Abstract: The prevailing modern vision of law as secular, instrumental, and positive is a chimera produced in and by European and American nation-states and their courts over the last two centuries. The broader history of law in other times and places reveals notions and practices of law that challenge accepted 'truths' about law's reach and role in human life. In this presentation, a case is made that law everywhere may be profitably seen as the theology of ordinary life. At every level, the laws by which we lead our lives encode assumptions and ideas about what we aspire to as human beings and what we presume about ourselves and others, especially aspects of things near to us such as family, birth, death, sex, money, marriage, and work. Texts of the Hindu law tradition provide the inspiration and the evidence for the presentation, and the lessons learned from Hindu legal texts will serve to begin a new kind of conversation about law and the humanities.

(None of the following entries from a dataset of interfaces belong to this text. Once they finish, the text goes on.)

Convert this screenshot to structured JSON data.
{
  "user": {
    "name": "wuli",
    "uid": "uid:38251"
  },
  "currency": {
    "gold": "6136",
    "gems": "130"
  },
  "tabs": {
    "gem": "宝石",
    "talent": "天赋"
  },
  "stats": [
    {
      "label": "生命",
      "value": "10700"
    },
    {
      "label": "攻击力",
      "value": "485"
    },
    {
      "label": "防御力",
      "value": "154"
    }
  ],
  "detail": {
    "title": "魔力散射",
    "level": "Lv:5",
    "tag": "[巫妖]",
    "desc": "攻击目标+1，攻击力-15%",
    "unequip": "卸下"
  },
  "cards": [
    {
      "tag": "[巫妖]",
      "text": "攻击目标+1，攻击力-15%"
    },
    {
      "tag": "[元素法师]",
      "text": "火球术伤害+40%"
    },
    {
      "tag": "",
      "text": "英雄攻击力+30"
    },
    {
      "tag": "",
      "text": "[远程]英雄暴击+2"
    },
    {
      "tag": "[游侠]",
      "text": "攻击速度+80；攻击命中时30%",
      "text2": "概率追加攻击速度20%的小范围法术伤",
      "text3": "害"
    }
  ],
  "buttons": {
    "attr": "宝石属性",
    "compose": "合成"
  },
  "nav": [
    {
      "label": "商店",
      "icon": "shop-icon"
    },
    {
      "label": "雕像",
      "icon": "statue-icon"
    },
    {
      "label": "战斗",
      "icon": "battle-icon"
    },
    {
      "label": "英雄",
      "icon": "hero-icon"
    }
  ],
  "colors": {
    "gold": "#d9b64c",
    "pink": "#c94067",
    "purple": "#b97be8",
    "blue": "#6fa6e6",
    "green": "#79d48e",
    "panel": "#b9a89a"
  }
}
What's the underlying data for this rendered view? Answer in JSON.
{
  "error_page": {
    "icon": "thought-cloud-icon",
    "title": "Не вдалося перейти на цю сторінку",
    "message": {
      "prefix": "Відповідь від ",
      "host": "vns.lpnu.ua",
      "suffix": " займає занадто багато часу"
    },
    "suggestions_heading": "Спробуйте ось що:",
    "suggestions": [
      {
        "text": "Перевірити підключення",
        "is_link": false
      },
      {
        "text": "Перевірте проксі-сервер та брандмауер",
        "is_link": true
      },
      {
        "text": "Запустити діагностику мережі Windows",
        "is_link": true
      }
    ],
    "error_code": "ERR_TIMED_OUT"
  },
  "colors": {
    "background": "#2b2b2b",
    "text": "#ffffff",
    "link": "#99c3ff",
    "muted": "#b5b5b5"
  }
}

April 18, 2008: "Muslim Women and Divorce in India: Some Practical Implications of Legal Pluralism in the Sphere of Family Law, " by Professor Sylvia Vatuk, Professor Emerita, Department of Anthropology, University of Illinois at Chicago, Lecture in the series Role of Law in Developing and Transitional Societies, 2:00-3:00pm, Lubar Commons (7200 Law), sponsored by the Global Legal Studies Center and co-sponsored by the Center for South Asia and the South Asia Legal Studies Working Group. QUestions? Contact Sumudu Atapattu (firstname.lastname@example.org)